Most people consider the first type of income – a wage from a job – as the only one they will only ever acquire, whereas a minority of people might aspire to become an entrepreneur one day, thereby working towards a profit income. There are only few people who look beyond these two streams of income, and I too had never even thought about different streams of income I might be able to pursue, until I started my own mission to financial independence.
This doesn’t mean that one needs to pursue all streams of income (apparently even millionaires don’t tend to have an income coming in from all of these seven sources – some argue that what millionaires are good at is to focus on 1 income stream, become exceptional in their area and make loads of money in that way).
What is interesting here however is the realization that money doesn’t have to come from just your job and they offer a nice way to supplement your income (and if you want with time they might even replace it). Some of these streams are easier to achieve, either in time, risk or even startup capital needed. Some are an active income source (where you trade your time for money), others are a passive stream (where you put in hardly any time), and some are in between (where you put in a lot of time at first but hardly any after a while). Some have a limitless income (there is a very high limit to how many of your products you can sell), others a limited income (there is unfortunately an upper limit to the time you have available to trade in for money: There are only so many hours in a week that you can work and even if you decide to work all the hours of the week, i.e. 24 hours 7 days a week – which is obviously not healthy, nor sustainable or desirable – there is still an upper limit of 168 hours).
In the next few steps we are going to look at all of the above possible income streams in detail, to find out more about each stream and to identify whether this might be a possible income for you to consider and work towards to in the future.
For now however, we keep it simple and start with an overview of all that you already receive in each of these areas.
Step 32 – Multiple income streams – in detail:
- Get your notepad, excel spreadsheet or Evernote document out and list the seven income categories.
- Next to each category indicate your monthly average income that you get per income:
- Earned income – wage(s) from your job(s)

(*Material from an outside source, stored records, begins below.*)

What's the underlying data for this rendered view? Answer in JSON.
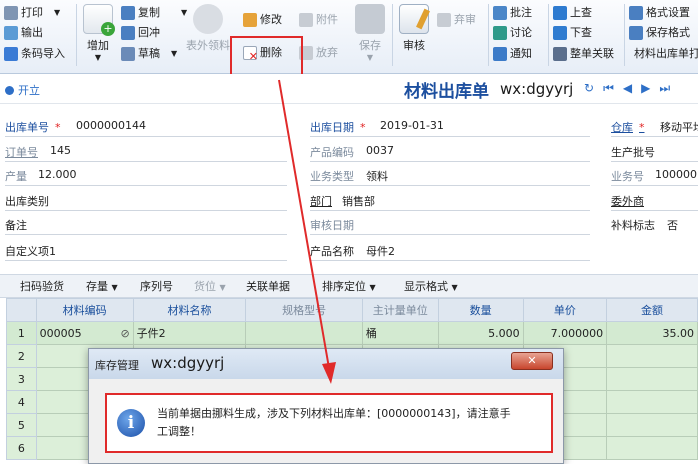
{
  "ribbon": {
    "print": "打印",
    "output": "输出",
    "barcode_import": "条码导入",
    "add": "增加",
    "copy": "复制",
    "write_back": "回冲",
    "draft": "草稿",
    "table_outside": "表外领料",
    "modify": "修改",
    "attachment": "附件",
    "delete": "删除",
    "abandon": "放弃",
    "save": "保存",
    "audit": "审核",
    "unaudit": "弃审",
    "comment": "批注",
    "discuss": "讨论",
    "notify": "通知",
    "prev": "上查",
    "next": "下查",
    "whole_link": "整单关联",
    "format_settings": "格式设置",
    "save_format": "保存格式",
    "material_issue_print": "材料出库单打"
  },
  "toolbar": {
    "open": "开立",
    "doc_title": "材料出库单",
    "watermark": "wx:dgyyrj"
  },
  "form": {
    "issue_no_label": "出库单号",
    "issue_no": "0000000144",
    "issue_date_label": "出库日期",
    "issue_date": "2019-01-31",
    "warehouse_label": "仓库",
    "warehouse": "移动平均",
    "order_no_label": "订单号",
    "order_no": "145",
    "product_code_label": "产品编码",
    "product_code": "0037",
    "batch_label": "生产批号",
    "quantity_label": "产量",
    "quantity": "12.000",
    "biz_type_label": "业务类型",
    "biz_type": "领料",
    "biz_no_label": "业务号",
    "biz_no": "100000",
    "issue_cat_label": "出库类别",
    "dept_label": "部门",
    "dept": "销售部",
    "outsourcer_label": "委外商",
    "remark_label": "备注",
    "audit_date_label": "审核日期",
    "supplement_label": "补料标志",
    "supplement": "否",
    "custom1_label": "自定义项1",
    "product_name_label": "产品名称",
    "product_name": "母件2"
  },
  "gridbar": {
    "scan": "扫码验货",
    "stock": "存量",
    "serial": "序列号",
    "slot": "货位",
    "link": "关联单据",
    "sort": "排序定位",
    "display": "显示格式"
  },
  "grid": {
    "headers": [
      "材料编码",
      "材料名称",
      "规格型号",
      "主计量单位",
      "数量",
      "单价",
      "金额"
    ],
    "rows": [
      {
        "no": "1",
        "code": "000005",
        "name": "子件2",
        "spec": "",
        "unit": "桶",
        "qty": "5.000",
        "price": "7.000000",
        "amount": "35.00"
      },
      {
        "no": "2"
      },
      {
        "no": "3"
      },
      {
        "no": "4"
      },
      {
        "no": "5"
      },
      {
        "no": "6"
      }
    ]
  },
  "dialog": {
    "title": "库存管理",
    "watermark": "wx:dgyyrj",
    "message_line1": "当前单据由挪料生成，涉及下列材料出库单：[0000000143]，请注意手",
    "message_line2": "工调整！"
  }
}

- Profit income – profits you get from selling products. This is only if you get the profits directly, not if your company keeps the profits, even if the company is yours.
- Interest income – average monthly income on money lent to others (from banks on savings accounts, but also personal loans, from government Treasury Bills or bonds, and startup loans you have given).
- Dividends – look at investment statements of shares you own.
- Capital gains – Any profits made from selling something at a higher price than it was purchased at. Examples include stocks sold, your house or car sold etc.
- Royalties – if you have a franchise, you might be paid by others using your brand’s name, the same is true for music, books or other products that you have made and that are being sold or used by others.
- Rental income – if you rent out a building or other assets.
In most likelihood there will be quite a few categories here that you score a whopping $0 on… It might even be in 6 out of the 7. Don’t worry if that is the case. This is your journey, you’ll learn, start and improve along the way. Hopefully the next few steps will show you where you might want to (and are able to) expand your income into (which most likely isn’t in all 7 of them anyway!).
I hope this has at least made you aware of the various ways of making money, even if you get income from just one source. The next few steps will guide you towards a potentially new plan when it comes to creating more than one income stream. Stay tuned!
Read more about my 100 steps mission to financial independence or simply decide to take control today and join us on our step-by-step quest on how to make your finances work for you, starting with step 1.